The week-long certification process ensures that both explosives and narcotic detection teams are ready to ensure the safety and security of our soldiers and the public. During the certification, they search for narcotics and also do patrol work such as building searches and apprehensions.
Teams conduct search operations in a variety of environments from a large warehouse to small barracks rooms. The exercises evaluated many facets of a team’s performance including target substance detection, communication between dog and handler and proper search tactics and procedures.
“The best thing about being a working dog handler is that my soldier doesn’t talk back to me at all”.
Currently dog handlers are drawn from normal military police soldiers. Beginning in April of next year however they will have their own military occupational specialty.
7 Interesting facts about the military working dog
So what do we know about military working dogs?
In boot camp they have problems with the rope swing?
They’re great at barking orders?
In 2008 General David Petraeus stated this.
“The capability they bring to the fight cannot be replicated by man or machine. By all measures of performance, their yield outperforms any asset we have in our inventory. Our Army would be remiss if we failed to invest more in this incredibly valuable resource.”
This shows how valuable and amazing military working dogs are. Here are 7 things your probably didn’t know about them.
#1. They are made by the military
The military doesn’t accept or use dogs from private citizens for their MWD program. These dogs are Belgian Malinois and they are bred on an Air Force Base in Texas for this very specific purpose.
The puppy program breeds Belgian Malinois, aka malla Gators, but you may see some other breeds being used by the military. These are different flavors of Shepard like German, Dutch or different breeds entirely. These are all brought in from specially selected kennels.
If some of these dogs don’t end up working for the military they may end up working for law enforcement or TSA. The military actually has puppy development specialists that work with these dogs from the time they’re born to get them ready for the jobs they’re going to have later in life.

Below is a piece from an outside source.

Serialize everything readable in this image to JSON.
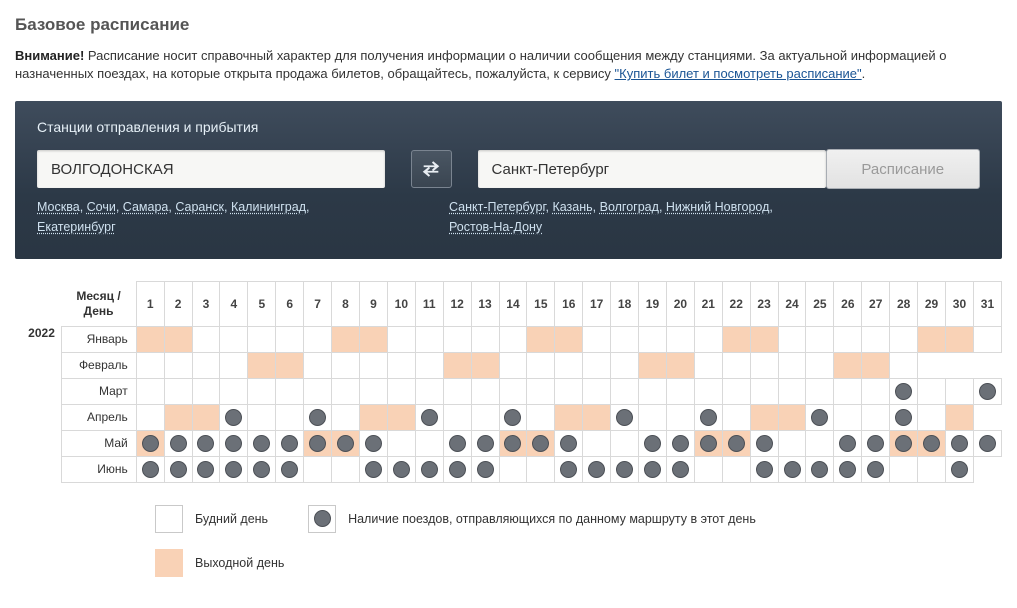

#2. They are fostered
From eight weeks to seven months of age these dogs are fostered in appropriate homes where they’re socialized. They become familiar with people, other dogs, objects, noises and how to be a dog. If you’re interested in socializing your dog check out our article about building your dog’s confidence.
At 7 months of age these dogs head back to the base and attend puppy training followed by dog training school. This is similar to boot camp for most of these dogs.
#3. MWD'S are treated very well
#4. they have long careers
#5. they receive medical care
What happens when it’s time for these dogs to retire?
When a military working dog has completed is duty he goes up for adoption to law enforcement agencies, former handlers or other people that the military has deemed acceptable to give them good homes, given their training. Between 2012 and 2014 the Department of Defense adopted out 1,312 dogs to individuals and 252 to law enforcement agencies.